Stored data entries
*** Block opens ***

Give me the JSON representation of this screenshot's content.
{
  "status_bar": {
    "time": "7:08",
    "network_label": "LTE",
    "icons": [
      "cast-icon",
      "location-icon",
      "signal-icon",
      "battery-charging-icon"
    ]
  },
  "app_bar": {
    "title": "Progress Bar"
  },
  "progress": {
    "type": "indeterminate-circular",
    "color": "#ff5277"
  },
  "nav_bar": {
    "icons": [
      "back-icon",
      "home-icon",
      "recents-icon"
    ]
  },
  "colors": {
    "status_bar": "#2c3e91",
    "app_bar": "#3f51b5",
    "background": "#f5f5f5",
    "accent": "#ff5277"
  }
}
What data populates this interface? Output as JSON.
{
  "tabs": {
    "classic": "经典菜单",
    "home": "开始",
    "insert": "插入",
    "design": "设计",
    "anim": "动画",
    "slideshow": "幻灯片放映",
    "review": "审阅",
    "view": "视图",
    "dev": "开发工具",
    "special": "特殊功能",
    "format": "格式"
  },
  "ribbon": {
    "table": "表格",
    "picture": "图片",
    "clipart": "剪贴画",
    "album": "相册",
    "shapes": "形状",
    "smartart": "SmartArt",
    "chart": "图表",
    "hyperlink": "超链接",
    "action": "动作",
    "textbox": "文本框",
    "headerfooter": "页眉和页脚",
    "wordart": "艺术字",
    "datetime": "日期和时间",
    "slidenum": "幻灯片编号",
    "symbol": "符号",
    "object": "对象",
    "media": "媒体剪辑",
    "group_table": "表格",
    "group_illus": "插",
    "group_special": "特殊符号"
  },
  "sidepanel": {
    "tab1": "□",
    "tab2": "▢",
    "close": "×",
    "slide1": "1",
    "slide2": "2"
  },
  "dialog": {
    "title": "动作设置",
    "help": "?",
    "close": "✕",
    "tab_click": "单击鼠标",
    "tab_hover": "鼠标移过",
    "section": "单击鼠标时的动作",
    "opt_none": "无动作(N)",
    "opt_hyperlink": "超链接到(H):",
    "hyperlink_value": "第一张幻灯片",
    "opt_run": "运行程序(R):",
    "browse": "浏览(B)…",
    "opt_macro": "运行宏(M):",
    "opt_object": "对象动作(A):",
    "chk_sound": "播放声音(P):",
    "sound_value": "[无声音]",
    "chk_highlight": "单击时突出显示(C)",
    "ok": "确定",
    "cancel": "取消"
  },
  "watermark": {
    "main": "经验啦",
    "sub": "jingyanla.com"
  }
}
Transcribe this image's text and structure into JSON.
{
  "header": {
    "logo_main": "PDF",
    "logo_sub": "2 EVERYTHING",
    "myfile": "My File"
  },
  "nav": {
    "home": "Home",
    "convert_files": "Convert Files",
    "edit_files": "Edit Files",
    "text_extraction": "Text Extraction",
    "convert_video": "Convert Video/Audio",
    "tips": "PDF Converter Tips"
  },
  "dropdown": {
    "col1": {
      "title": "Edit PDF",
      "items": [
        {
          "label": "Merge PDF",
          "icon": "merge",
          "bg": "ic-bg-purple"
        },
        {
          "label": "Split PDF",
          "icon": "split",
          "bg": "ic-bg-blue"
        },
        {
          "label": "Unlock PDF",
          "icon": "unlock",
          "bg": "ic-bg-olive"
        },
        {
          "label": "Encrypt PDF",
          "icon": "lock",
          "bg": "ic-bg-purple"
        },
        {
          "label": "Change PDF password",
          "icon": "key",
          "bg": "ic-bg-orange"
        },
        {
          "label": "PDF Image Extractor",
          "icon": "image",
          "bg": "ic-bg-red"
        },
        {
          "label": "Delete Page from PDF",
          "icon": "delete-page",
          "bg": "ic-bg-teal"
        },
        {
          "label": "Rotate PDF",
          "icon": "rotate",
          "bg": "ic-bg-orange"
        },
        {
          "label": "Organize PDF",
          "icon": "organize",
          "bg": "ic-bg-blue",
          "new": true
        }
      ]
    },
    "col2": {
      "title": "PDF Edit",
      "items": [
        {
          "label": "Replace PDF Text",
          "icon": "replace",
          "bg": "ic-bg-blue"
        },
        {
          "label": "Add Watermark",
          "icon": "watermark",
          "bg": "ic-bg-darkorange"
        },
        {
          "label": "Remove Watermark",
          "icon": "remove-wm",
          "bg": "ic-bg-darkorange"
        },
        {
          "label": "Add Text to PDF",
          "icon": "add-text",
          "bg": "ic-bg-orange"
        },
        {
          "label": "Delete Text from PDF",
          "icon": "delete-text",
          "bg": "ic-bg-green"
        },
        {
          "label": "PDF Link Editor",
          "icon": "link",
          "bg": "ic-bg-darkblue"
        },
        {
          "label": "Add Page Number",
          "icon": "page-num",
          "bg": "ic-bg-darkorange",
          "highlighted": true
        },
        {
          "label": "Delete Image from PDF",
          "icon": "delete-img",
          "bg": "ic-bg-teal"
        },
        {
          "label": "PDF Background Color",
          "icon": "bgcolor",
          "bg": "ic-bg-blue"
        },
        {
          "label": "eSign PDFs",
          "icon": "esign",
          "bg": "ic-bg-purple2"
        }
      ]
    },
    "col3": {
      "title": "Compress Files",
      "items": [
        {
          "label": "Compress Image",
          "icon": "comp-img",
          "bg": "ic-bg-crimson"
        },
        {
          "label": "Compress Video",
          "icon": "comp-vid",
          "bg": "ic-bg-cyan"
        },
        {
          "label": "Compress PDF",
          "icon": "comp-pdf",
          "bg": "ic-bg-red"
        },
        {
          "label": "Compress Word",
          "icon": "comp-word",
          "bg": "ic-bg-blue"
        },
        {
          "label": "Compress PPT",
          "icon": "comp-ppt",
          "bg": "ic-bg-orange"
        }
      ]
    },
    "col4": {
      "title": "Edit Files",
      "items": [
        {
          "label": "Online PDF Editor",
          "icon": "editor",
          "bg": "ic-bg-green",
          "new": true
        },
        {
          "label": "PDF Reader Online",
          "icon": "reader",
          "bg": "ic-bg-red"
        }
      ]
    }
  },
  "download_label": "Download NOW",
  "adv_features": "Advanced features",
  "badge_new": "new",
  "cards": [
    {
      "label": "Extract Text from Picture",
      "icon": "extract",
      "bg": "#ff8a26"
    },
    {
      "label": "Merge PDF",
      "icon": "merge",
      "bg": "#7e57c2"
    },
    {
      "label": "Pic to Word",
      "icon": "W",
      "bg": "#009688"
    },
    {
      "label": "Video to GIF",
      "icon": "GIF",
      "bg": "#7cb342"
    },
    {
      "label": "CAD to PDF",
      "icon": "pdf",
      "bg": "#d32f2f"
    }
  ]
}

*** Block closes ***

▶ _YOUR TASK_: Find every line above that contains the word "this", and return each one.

▶ _WRITTEN RESPONSE_:
Give me the JSON representation of this screenshot's content.
What data populates this interface? Output as JSON.
Transcribe this image's text and structure into JSON.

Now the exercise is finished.